If you have sensitive teeth, you do not have to deal with pain and agony for the rest of your life. According to your dentist, there are some things that you can do to help ease tooth sensitivity. Whether you are enjoying an ice cream cone or digging into a delicious dish of homemade apple pie with whipped cream, tooth sensitivity doesn’t have to plague you for life.
The American Dental Association explains that people who suffer from tooth sensitivity can be treated. In fact, your problem could be solved with something as simple as a toothpaste specially formulated for sensitive teeth. Check out the list of ADA-approved toothpaste and other dental products to find out which one is best for you.
If you have tried toothpaste for sensitivity and nothing seems to work, schedule an appointment with your dentist who may recommend using a fluoride gel on the areas where you experience tooth sensitivity. Using a fluoride gel will also help strengthen the enamel on your teeth and reduce any areas that are sensitive.
Your dentist will tell you that brushing too hard can cause tooth sensitivity. If you use a hard-bristled toothbrush or brush your teeth with too much force, you could be wearing down the layers on your teeth. Your enamel protects the nerves in your teeth and if they become exposed will become sensitive to sticky, acidic, hot, or cold foods and beverages. Switch to a soft-bristled toothbrush and try not to brush so hard.
If you have worn down the enamel on your teeth avoid acidic foods. Ketchup, pickles, citrus fruit, and even spicy foods can cause pain.
Tooth grinding is another reason you could be dealing with sensitive teeth. Although your teeth are as strong as your bones, the constant grinding will eventually wear down the enamel exposing the dentin in your teeth. Once those hollow tubes leading to your nerves become exposed, you will experience tooth sensitivity. Ask your dentist about a custom made mouth guard that can help you stop grinding your teeth.
If you use tooth whitening toothpaste, strips, gels, or mouth rinses, talk to your dentist as some over the counter tooth bleaching products could be causing your tooth sensitivity. Schedule an appointment for a professional tooth whitening procedure that could help with your tooth sensitivity.
Gum disease not only causes tooth loss, but could also be to blame for your tooth sensitivity. If you have bleeding, red and swollen gums, chances are you have gingivitis or periodontal disease, both of which are reversible if caught in time.

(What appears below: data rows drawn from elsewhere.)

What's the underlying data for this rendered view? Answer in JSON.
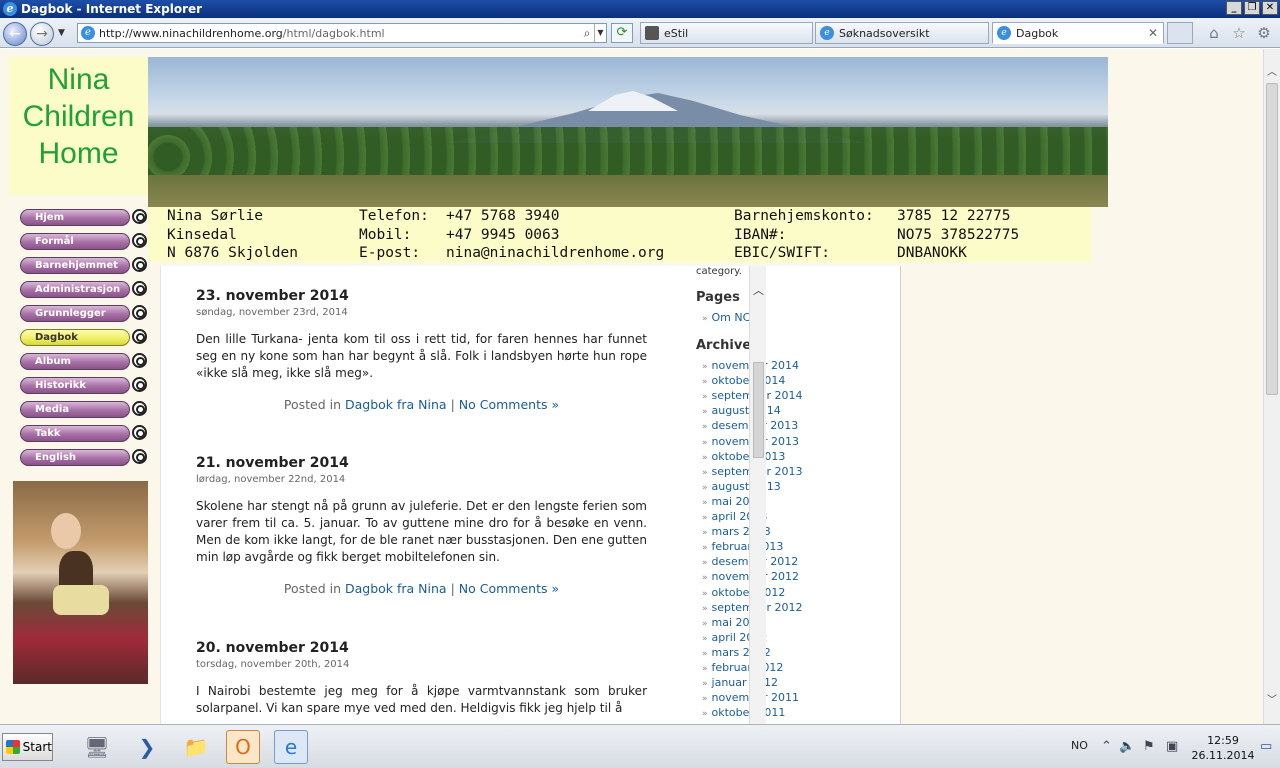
{
  "window": {
    "title": "Dagbok - Internet Explorer"
  },
  "browser": {
    "address_host": "http://www.ninachildrenhome.org",
    "address_path": "/html/dagbok.html",
    "tabs": [
      {
        "label": "eStil"
      },
      {
        "label": "Søknadsoversikt"
      },
      {
        "label": "Dagbok"
      }
    ]
  },
  "site": {
    "logo_line1": "Nina",
    "logo_line2": "Children",
    "logo_line3": "Home",
    "info": {
      "name": "Nina Sørlie",
      "place": "Kinsedal",
      "postal": "N 6876 Skjolden",
      "phone_label": "Telefon:",
      "phone": "+47 5768 3940",
      "mobile_label": "Mobil:",
      "mobile": "+47 9945 0063",
      "email_label": "E-post:",
      "email": "nina@ninachildrenhome.org",
      "account_label": "Barnehjemskonto:",
      "account": "3785 12 22775",
      "iban_label": "IBAN#:",
      "iban": "NO75 378522775",
      "swift_label": "EBIC/SWIFT:",
      "swift": "DNBANOKK"
    },
    "menu": [
      "Hjem",
      "Formål",
      "Barnehjemmet",
      "Administrasjon",
      "Grunnlegger",
      "Dagbok",
      "Album",
      "Historikk",
      "Media",
      "Takk",
      "English"
    ]
  },
  "posts": [
    {
      "title": "23. november 2014",
      "date": "søndag, november 23rd, 2014",
      "body": "Den lille Turkana- jenta kom til oss i rett tid, for faren hennes har funnet seg en ny kone som han har begynt å slå. Folk i landsbyen hørte hun rope «ikke slå meg, ikke slå meg».",
      "posted_in": "Posted in",
      "category": "Dagbok fra Nina",
      "sep": "|",
      "comments": "No Comments »"
    },
    {
      "title": "21. november 2014",
      "date": "lørdag, november 22nd, 2014",
      "body": "Skolene har stengt nå på grunn av juleferie. Det er den lengste ferien som varer frem til ca. 5. januar. To av guttene mine dro for å besøke en venn. Men de kom ikke langt, for de ble ranet nær busstasjonen. Den ene gutten min løp avgårde og fikk berget mobiltelefonen sin.",
      "posted_in": "Posted in",
      "category": "Dagbok fra Nina",
      "sep": "|",
      "comments": "No Comments »"
    },
    {
      "title": "20. november 2014",
      "date": "torsdag, november 20th, 2014",
      "body": "I Nairobi bestemte jeg meg for å kjøpe varmtvannstank som bruker solarpanel. Vi kan spare mye ved med den. Heldigvis fikk jeg hjelp til å"
    }
  ],
  "sidebar": {
    "category_text": "category.",
    "pages_title": "Pages",
    "pages": [
      "Om NCH"
    ],
    "archives_title": "Archives",
    "archives": [
      "november 2014",
      "oktober 2014",
      "september 2014",
      "august 2014",
      "desember 2013",
      "november 2013",
      "oktober 2013",
      "september 2013",
      "august 2013",
      "mai 2013",
      "april 2013",
      "mars 2013",
      "februar 2013",
      "desember 2012",
      "november 2012",
      "oktober 2012",
      "september 2012",
      "mai 2012",
      "april 2012",
      "mars 2012",
      "februar 2012",
      "januar 2012",
      "november 2011",
      "oktober 2011"
    ]
  },
  "taskbar": {
    "start_label": "Start",
    "language": "NO",
    "time": "12:59",
    "date": "26.11.2014"
  }
}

Cracked teeth, leaking fillings and other dental procedures could be causing your tooth sensitivity. Schedule an appointment with your dentist who will be able to get to the root of your tooth sensitivity once and for all.